Last night, almost as soon as I was in the door, I attached the new IDC sockets to the arduinome's ribbon cables.
I then set the arduinome up, connected to the laptop, and then started her up. Each and every single column lit up in succession, so I started the monome test, and this time every button and every LED worked perfectly.
The arduinome is complete, and working beautifully.
No problems whatsoever.
I now have to obtain an enclosure. This part is proving most difficult.
I know of three companies who produce arduinome enclosures:
Out of these three choices I would prefer to use the enclosure from Koolest, but will have to wait until production of the second run begins.
I really hope it's not a long wait.
I had the arduino up and running a couple days ago. I noticed a couple of minor glitches on first inspection.
Using the monome test on Max/MSP you can check that your buttons and LEDs are functioning properly. When pressing any button the entire column was being activated, and the LEDs were functioning similarly.
This was very easily rectified (resoldering the sockets of the microcontrollers fixed it).
And the only probelm left is now that two columns don't work at all, no button function and LED's don't light up.
I messed around with bits and pieces for hours trying to figure out what was wrong.

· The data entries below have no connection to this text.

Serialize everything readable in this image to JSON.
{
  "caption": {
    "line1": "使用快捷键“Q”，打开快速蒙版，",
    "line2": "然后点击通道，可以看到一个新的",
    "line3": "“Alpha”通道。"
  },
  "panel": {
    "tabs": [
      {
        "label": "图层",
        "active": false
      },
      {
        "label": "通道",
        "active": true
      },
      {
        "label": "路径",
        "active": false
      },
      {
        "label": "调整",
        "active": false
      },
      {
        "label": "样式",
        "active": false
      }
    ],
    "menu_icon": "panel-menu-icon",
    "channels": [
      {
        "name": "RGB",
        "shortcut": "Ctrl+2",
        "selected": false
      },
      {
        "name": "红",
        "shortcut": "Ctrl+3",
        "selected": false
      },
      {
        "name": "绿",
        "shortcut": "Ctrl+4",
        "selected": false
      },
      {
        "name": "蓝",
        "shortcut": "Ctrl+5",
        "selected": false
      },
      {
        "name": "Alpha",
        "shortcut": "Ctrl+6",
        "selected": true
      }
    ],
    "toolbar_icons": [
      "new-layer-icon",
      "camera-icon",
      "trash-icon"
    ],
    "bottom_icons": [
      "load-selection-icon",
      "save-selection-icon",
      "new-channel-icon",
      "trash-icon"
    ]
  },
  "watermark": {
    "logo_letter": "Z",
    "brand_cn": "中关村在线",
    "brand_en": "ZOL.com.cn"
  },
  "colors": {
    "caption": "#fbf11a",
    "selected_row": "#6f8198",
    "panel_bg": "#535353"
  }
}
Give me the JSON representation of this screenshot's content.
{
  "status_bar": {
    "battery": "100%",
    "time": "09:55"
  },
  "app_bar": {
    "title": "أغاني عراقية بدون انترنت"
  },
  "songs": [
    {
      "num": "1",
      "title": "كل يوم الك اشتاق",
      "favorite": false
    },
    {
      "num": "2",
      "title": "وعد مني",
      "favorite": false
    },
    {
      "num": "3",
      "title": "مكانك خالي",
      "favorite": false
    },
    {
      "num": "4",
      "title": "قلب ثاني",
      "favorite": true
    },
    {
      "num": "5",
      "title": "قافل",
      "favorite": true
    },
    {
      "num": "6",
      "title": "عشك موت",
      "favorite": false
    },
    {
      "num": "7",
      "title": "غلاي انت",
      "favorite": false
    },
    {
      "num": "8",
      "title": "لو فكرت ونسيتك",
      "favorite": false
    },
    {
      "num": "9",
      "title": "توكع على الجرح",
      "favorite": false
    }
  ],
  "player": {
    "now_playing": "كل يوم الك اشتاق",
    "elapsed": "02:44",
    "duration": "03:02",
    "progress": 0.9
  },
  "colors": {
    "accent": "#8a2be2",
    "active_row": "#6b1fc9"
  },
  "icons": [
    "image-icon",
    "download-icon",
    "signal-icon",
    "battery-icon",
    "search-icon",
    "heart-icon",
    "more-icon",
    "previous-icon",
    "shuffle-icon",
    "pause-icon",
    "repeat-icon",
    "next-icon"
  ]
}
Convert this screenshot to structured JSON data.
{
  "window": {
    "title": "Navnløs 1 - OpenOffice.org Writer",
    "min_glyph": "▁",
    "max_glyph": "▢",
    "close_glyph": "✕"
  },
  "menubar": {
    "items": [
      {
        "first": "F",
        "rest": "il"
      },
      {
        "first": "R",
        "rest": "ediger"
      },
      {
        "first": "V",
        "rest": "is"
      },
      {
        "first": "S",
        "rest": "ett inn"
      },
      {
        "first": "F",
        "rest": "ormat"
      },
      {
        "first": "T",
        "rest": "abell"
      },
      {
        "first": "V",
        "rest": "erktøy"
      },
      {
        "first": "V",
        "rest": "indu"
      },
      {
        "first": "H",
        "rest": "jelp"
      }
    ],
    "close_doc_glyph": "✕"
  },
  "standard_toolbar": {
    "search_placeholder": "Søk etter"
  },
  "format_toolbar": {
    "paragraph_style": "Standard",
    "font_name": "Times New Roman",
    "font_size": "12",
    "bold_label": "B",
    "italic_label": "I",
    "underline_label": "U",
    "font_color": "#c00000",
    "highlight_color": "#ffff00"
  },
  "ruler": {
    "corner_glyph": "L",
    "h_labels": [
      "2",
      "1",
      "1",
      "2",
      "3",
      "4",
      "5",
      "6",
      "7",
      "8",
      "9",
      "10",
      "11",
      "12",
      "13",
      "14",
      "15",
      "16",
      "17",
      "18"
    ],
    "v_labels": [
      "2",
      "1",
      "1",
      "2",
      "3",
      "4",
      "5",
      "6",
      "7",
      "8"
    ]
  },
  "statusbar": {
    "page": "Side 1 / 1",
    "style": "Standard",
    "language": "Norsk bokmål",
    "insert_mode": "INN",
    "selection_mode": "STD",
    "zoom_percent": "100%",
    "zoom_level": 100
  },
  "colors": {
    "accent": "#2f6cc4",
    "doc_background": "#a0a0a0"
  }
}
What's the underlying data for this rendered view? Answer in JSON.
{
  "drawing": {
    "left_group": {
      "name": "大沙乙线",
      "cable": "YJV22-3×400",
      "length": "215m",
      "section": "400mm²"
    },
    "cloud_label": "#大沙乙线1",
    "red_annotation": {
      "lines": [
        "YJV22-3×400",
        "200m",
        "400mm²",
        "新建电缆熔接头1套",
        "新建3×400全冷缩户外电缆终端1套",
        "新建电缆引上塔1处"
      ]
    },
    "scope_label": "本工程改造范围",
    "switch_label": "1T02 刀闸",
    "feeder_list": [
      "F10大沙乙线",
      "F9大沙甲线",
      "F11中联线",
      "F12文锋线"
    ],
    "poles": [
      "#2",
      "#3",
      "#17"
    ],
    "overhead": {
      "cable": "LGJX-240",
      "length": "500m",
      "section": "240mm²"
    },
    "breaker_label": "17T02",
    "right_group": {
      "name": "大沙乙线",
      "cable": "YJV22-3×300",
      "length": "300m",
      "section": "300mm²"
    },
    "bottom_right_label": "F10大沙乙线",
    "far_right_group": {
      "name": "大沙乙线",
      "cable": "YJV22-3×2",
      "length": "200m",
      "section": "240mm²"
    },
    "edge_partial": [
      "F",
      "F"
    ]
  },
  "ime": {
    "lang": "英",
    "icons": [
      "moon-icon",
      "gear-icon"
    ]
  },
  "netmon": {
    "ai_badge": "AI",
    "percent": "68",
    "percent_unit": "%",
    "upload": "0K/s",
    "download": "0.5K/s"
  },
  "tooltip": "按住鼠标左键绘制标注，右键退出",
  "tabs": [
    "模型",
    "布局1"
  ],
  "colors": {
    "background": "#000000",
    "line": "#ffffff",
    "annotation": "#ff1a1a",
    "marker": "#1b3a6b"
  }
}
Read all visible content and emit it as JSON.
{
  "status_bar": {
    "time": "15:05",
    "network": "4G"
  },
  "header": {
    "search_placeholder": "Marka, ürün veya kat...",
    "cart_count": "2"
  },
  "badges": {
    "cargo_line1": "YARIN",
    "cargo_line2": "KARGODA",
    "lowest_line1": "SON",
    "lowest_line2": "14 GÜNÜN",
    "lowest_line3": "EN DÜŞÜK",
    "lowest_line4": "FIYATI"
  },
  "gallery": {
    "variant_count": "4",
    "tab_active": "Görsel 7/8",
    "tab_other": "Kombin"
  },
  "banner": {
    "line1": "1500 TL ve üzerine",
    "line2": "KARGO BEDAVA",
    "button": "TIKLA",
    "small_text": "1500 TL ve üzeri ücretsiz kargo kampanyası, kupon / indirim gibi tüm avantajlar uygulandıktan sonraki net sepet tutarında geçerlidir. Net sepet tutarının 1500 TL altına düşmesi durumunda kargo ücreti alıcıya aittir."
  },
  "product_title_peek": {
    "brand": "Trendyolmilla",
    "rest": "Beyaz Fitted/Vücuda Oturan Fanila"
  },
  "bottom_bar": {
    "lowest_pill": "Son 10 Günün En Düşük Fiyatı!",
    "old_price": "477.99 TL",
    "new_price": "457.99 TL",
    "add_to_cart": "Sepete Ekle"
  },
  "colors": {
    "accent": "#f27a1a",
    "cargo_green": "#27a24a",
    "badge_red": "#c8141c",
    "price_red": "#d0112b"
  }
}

I knew the LEDs were still working, as I'd managed to light them up on their own.
I knew the LEDs and diodes had been soldered in the correct way round as well. I believed there must either be a break in my ribbon cable or one of the microcontrollers wasn't working properly.
So I messed around for what felt like forever with the controller trying to diagnose the issue.
And then I stumbled on the real problem. It seems there was a problem with one of the IDC sockets attached to the pin headers. So I've had to buy more sockets and make sure I connect them all properly this time.
Here's hoping it fixes it completely.
A while back now, I purchased a half completed arduinome (arr-dwee-nome) in hopes of easily finishing the unit to
have it for live performances.
Just a couple days ago I began looking at it.
The unit wasn't in great condition to start.
An arduinome is basically made up of three pcb's;
the button board, the arduino, and the arduino sheild.
The button board should consist of 64 LEDs, 64 diodes, and wiring connecting the button board to the arduino sheild.
When it arrived the LEDs and diodes had already been soldered to the button board, and the wiring had been done, but it was very messy.
With me being such a neat freak, I decided to desolder the wiring entirely, and wire up via pin headers and ribbon cable instead.
Mmm...neat and tidy.
This obviously meant desoldering the wiring on the arduino sheild as well.
The sheild (also acting as the button controller) is obviusly a very important part of the unit.
It consists of three microcontrollers, four capacitors, a resistor, a resistor network and the wiring (which I desoldered).
The controllers were all in place, but had not been fitted fully, and the capacitors were all in place.
The resistor network had been incorrectly placed, and the resistor hadn't been soldered in at all. So I got to work on it.
I fitted two pin headers, replaced the resistor network (correctly) and added a resistor.
The arduino board comes fully set up.
So all that needs done now is to crimp the ribbon cable, purchase an enclosure, and then fit the boards into said enclosure.
Should have the unit working fully in the next few days, while I wait for the enclosure to be sent out.
I'll post some pictures after it is complete.
I'm very excited about it all.
I've recently started taking professional piano lessons, to improve my performance skills, and to improve my understanding of music theory and instrumentation.
All seems to be going quite well so far, and I'm actually rather enjoying it too.